WHAT IS BEING ASKED:
Where a line of the data holds the word "Fixed", copy that line.

(Element data from apps and pages)
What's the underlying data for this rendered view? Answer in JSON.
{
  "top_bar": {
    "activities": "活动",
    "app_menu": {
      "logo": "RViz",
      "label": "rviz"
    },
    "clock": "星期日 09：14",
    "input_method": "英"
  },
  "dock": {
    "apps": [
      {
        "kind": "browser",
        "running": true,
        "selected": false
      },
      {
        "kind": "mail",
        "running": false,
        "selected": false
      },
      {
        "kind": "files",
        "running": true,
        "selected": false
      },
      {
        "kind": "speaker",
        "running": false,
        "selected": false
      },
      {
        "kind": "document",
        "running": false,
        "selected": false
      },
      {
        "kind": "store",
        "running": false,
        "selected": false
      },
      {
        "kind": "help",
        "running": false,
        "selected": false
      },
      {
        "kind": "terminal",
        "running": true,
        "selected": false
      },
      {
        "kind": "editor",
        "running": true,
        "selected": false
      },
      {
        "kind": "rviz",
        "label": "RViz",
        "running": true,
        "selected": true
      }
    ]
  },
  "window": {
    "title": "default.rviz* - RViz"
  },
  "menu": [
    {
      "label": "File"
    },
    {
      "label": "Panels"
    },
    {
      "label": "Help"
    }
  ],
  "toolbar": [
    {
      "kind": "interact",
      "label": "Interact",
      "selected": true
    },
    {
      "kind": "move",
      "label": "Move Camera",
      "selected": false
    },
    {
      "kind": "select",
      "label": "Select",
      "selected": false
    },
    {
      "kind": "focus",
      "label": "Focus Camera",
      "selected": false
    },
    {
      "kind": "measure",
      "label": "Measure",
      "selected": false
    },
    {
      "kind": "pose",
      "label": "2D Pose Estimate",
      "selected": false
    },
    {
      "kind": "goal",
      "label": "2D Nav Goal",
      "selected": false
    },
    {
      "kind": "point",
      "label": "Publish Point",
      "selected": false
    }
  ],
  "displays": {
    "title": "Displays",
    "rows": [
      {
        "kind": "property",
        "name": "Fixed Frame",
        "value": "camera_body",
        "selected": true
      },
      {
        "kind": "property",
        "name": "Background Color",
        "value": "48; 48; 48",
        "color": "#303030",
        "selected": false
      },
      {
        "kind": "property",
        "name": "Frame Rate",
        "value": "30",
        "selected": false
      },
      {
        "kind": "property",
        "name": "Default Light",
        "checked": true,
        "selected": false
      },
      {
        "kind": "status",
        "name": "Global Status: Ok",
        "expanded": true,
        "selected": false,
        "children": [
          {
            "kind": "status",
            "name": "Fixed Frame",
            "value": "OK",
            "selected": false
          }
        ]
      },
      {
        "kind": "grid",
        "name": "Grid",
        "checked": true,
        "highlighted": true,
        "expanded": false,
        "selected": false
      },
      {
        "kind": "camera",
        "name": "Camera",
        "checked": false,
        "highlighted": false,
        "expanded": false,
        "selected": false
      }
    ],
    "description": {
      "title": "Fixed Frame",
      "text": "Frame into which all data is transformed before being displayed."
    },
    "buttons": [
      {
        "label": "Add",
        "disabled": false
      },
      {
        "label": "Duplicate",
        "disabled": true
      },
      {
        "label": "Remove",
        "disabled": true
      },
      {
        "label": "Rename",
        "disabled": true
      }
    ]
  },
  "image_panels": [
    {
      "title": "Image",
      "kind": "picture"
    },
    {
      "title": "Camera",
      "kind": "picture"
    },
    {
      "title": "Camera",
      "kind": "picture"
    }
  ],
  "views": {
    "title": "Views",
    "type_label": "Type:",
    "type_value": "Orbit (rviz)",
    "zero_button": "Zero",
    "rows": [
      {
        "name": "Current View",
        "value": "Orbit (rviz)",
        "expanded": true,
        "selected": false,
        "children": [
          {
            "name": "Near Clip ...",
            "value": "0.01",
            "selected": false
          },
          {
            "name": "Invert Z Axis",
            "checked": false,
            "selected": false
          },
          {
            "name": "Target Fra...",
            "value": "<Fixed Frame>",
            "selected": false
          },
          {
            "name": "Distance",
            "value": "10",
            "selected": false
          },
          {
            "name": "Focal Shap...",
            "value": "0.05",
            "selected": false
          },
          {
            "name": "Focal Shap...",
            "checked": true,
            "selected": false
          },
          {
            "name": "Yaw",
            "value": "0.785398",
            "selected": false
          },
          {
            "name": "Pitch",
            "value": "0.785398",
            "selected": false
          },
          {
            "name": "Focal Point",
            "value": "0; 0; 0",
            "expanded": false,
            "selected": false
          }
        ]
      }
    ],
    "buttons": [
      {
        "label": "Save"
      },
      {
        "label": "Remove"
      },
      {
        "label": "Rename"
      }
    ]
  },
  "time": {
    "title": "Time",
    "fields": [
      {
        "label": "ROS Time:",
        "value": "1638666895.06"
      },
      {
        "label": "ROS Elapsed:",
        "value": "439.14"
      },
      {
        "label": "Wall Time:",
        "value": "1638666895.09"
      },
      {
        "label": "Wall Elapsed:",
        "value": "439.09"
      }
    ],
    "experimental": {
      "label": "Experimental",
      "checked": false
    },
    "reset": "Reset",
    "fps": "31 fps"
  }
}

YOUR RESPONSE:
        "name": "Fixed Frame",
            "name": "Fixed Frame",
      "title": "Fixed Frame",
            "value": "<Fixed Frame>",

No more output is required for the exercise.